The Internet Is One Big Glass House

For around five years, I was a member of a site called It was a great place to vent about the perils of working in any aspect of the customer service industry and although there were new members everyday, it’s fair to say that the community was fairly close nit. At the very least, if you are an active part of a community for that length of time, you would expect that the other regular members would have a fair idea as to the direction of your moral compass.

Not so.

One of my last threads there, I promoted my comedy event. In the post I said something along the lines of, “And for those of you who are under 21, if you want me to slip you something then arranger for me to-ah, I mean, under age drinking is illegal. Behave yourselves.”

Now in certain contexts, of course that kind of joking can be a turnoff. Especially if you’re new to a group and those present have no idea how to take you. Let me explain something.

That which results as a result of drinking while underage is certainly no joking matter, as it can lead to other dangerous behaviors such as driving while intoxicated. Kids with the barest concept of right and wrong can do horrendous things while drunk and in no way do I intend to condone such behavior. Nor should it have been taken as a sign that I, to quote the moderator, “condoned illegal behavior”.

Also, why would I joke about something like that, only to actually commit the behavior later on? Wouldn’t that be shooting myself in the foot to joke about a behavior, which could be used to incriminate me should something go wrong at the very event which I was performing?

The context in which I made the statement was humorous and should have been taken as such. In fact, the original reason they took the post down was not the actual joke itself, but because the event was for profit and required 20$ at the door.

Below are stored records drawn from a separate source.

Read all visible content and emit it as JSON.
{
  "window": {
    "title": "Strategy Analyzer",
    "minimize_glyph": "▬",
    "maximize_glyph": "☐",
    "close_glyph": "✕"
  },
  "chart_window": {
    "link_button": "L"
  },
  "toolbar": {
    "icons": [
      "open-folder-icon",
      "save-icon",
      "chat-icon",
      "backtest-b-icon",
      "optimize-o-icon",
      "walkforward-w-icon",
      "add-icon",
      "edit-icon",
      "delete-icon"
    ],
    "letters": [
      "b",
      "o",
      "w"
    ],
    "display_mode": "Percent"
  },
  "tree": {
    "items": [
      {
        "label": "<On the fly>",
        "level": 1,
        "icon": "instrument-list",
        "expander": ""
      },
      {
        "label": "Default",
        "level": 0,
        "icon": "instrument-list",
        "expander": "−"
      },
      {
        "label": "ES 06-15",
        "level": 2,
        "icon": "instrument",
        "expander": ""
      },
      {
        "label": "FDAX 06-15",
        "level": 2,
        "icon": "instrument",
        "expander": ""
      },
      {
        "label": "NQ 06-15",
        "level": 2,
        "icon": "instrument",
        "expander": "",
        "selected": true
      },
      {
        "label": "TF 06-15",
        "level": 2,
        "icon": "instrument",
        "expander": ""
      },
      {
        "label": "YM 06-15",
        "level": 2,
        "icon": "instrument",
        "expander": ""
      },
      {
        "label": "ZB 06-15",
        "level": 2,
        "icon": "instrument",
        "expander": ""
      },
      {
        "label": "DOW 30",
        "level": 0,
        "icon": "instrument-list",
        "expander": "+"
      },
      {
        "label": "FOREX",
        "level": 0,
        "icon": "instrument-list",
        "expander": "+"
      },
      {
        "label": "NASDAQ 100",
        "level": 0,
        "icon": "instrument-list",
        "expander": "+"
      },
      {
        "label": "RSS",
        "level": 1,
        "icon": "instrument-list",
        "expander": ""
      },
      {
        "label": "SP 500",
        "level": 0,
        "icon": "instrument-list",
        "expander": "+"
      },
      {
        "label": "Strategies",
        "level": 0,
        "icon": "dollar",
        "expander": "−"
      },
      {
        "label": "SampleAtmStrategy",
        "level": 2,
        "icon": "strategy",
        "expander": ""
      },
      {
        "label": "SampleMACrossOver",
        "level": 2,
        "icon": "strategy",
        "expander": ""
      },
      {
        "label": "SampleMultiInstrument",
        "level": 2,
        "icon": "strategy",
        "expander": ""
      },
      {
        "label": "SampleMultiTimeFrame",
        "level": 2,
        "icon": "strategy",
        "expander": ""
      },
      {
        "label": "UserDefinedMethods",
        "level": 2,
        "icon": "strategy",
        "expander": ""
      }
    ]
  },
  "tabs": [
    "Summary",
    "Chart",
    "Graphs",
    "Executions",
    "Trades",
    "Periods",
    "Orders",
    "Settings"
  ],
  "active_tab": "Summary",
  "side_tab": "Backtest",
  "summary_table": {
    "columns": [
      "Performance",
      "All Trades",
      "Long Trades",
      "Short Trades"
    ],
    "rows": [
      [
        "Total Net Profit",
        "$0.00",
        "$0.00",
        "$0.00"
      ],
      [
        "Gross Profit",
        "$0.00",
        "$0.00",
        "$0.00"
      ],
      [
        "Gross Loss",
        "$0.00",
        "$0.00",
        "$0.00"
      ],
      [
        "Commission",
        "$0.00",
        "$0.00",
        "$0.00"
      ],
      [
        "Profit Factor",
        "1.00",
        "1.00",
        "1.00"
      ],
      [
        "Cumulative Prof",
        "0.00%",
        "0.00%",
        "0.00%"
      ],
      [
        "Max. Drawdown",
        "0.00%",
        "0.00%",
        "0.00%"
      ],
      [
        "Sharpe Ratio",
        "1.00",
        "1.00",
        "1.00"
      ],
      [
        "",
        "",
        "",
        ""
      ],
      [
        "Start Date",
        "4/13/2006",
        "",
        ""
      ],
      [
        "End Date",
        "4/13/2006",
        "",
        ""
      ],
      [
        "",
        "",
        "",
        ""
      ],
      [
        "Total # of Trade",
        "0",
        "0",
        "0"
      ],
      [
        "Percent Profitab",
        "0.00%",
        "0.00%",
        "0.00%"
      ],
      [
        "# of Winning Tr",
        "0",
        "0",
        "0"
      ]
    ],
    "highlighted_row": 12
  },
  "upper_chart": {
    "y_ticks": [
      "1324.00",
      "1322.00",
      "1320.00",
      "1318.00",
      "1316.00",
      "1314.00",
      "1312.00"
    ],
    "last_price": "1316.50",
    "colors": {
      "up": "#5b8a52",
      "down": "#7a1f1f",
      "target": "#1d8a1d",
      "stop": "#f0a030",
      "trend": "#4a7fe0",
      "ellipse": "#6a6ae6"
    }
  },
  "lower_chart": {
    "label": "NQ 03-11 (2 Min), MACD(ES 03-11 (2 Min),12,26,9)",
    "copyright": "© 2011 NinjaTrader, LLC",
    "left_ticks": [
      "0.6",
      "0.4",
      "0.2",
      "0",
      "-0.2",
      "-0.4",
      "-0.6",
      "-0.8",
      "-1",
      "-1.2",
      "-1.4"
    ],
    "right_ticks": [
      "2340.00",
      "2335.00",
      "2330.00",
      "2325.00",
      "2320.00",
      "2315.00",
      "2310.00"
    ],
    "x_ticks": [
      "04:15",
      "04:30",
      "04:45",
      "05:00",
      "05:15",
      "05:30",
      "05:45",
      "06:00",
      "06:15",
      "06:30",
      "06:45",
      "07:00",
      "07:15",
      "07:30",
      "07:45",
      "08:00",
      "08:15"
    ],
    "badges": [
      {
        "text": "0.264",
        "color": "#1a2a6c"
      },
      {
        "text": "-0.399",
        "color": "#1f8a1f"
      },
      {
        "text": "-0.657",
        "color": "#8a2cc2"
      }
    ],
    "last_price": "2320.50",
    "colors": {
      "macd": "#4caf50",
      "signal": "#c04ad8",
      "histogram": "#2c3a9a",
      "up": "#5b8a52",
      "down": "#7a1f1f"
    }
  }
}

They only decided to trump up the “condoning of illegal activity” after I argued that other members posted similar events that required money to attend without an issue. This hypocrisy finally led to me telling them that if they were going to take something I said out of context like that, then they should just delete my account entirely.

Why am I bringing it up now, do you ask? Shouldn’t I just move on and not let these people have a second more of my time? Probably, but, one thing I’m sick of is someone using their position to bully me. Sometimes the best way to answer bullying is to stand up to them and name them for what they are and to do so in so public a fashion as to send a message that you will not be pushed around.

It’s hard enough dealing with a new bully. However, someone whom you have formed a relationship over the years is even harder because the betrayal is such a sharp knife in the back that you’re surprised you didn’t see it coming. If you can’t properly address the behaviors of someone you once thought you knew and loved, how can you go into a new situation and not be worried that the same thing will happen again? So for that reason I bring to you the hypocrisy that is Customers

Joking about serving alcohol to under age peoples should certainly be addressed. If it makes you uncomfortable, I apologize. But again it’s not my intention to imply that actually would serve alcohol to minors as my criminal record is pretty clean. I also remind you that at one point I actually saved the bottom line of a company I worked for by successfully passing a sting operation, which would have forced the store to lose their license for enough of a length of time that it would have crippled them.

However, one thing I have never joked about is rape. Most would agree with me, especially in this day and age, that joking about rape is insensitive to the victims and desensitizes the nature of the crime. Which is why I link you to a number of posts on Customers Suck that would appear to condone such behavior.

Irving Patrick Freleigh

Oh and apparently murdering children is funny too. This one takes the cake. I’ll leave you to search the website on your own and decide if you believe this kind of “humor” is something you want to perpetuate.